● **What the task requires**: Work through the data below and copy out every line where "JSON" is found.

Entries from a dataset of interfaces
━━━━━━━━━━

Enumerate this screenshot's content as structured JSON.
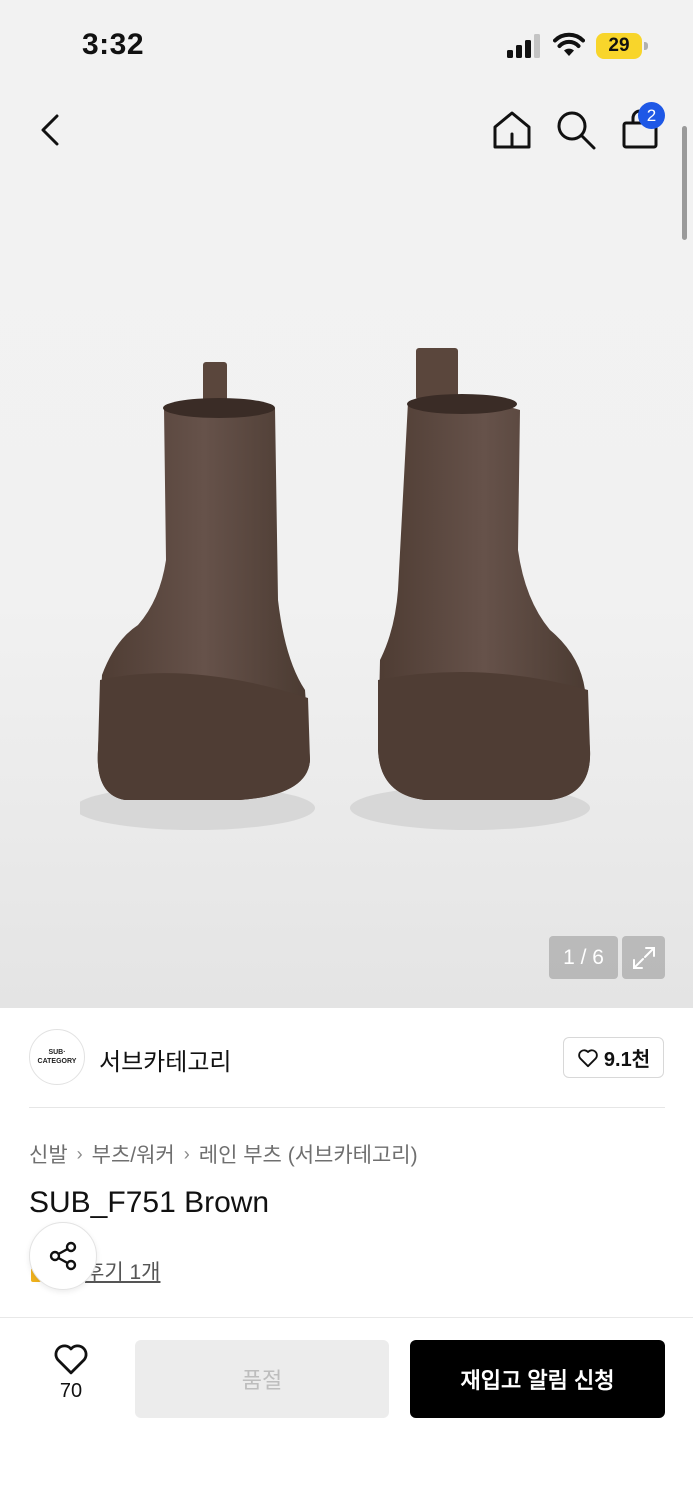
{
  "status_bar": {
    "time": "3:32",
    "battery": "29"
  },
  "nav": {
    "cart_count": "2"
  },
  "gallery": {
    "counter": "1 / 6"
  },
  "brand": {
    "logo_line1": "SUB·",
    "logo_line2": "CATEGORY",
    "name": "서브카테고리",
    "likes": "9.1천"
  },
  "breadcrumb": [
    "신발",
    "부츠/워커",
    "레인 부츠 (서브카테고리)"
  ],
  "product": {
    "title": "SUB_F751 Brown",
    "review_link": "후기 1개"
  },
  "bottom_bar": {
    "wish_count": "70",
    "soldout_label": "품절",
    "restock_label": "재입고 알림 신청"
  },
  "colors": {
    "accent_badge": "#1e58e6",
    "battery": "#f8d52b",
    "boot_brown": "#5a463c"
  }
}
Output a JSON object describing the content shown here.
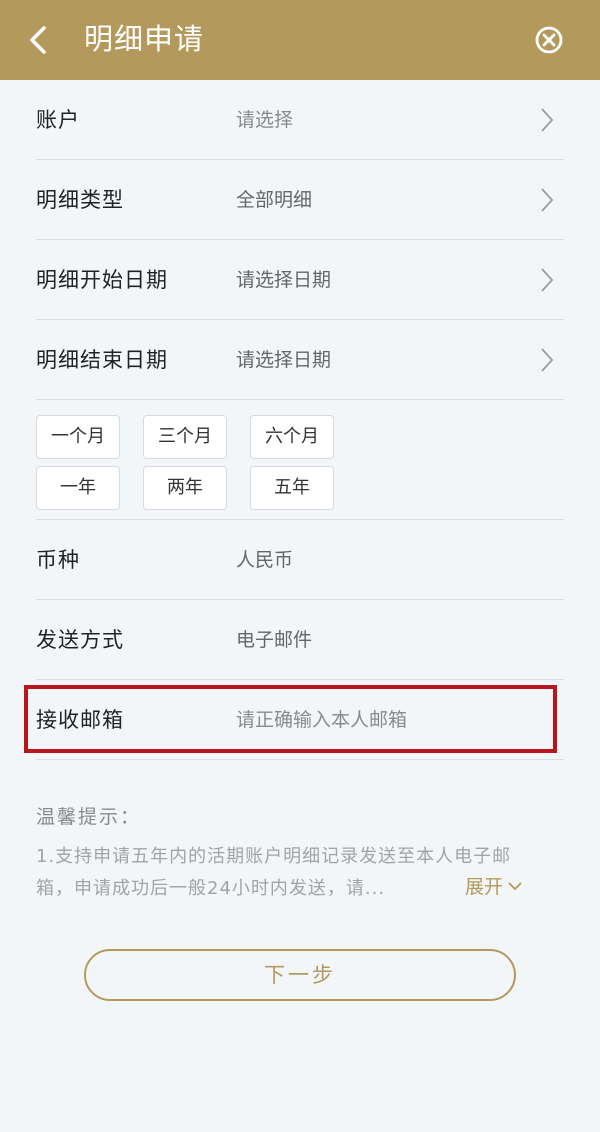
{
  "header": {
    "title": "明细申请",
    "back_icon": "chevron-left-icon",
    "close_icon": "close-circle-icon",
    "color": "#b39a5c"
  },
  "form": {
    "account": {
      "label": "账户",
      "value": "请选择"
    },
    "detail_type": {
      "label": "明细类型",
      "value": "全部明细"
    },
    "start_date": {
      "label": "明细开始日期",
      "value": "请选择日期"
    },
    "end_date": {
      "label": "明细结束日期",
      "value": "请选择日期"
    },
    "quick_ranges": [
      "一个月",
      "三个月",
      "六个月",
      "一年",
      "两年",
      "五年"
    ],
    "currency": {
      "label": "币种",
      "value": "人民币"
    },
    "send_method": {
      "label": "发送方式",
      "value": "电子邮件"
    },
    "email": {
      "label": "接收邮箱",
      "placeholder": "请正确输入本人邮箱"
    }
  },
  "tips": {
    "title": "温馨提示：",
    "line1": "1.支持申请五年内的活期账户明细记录发送至本人电子邮",
    "line2": "箱，申请成功后一般24小时内发送，请...",
    "expand_label": "展开"
  },
  "next_button": "下一步",
  "highlight_color": "#b8161c"
}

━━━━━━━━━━

● **Response to this exercise**:
Enumerate this screenshot's content as structured JSON.
Output a JSON object describing the content shown here.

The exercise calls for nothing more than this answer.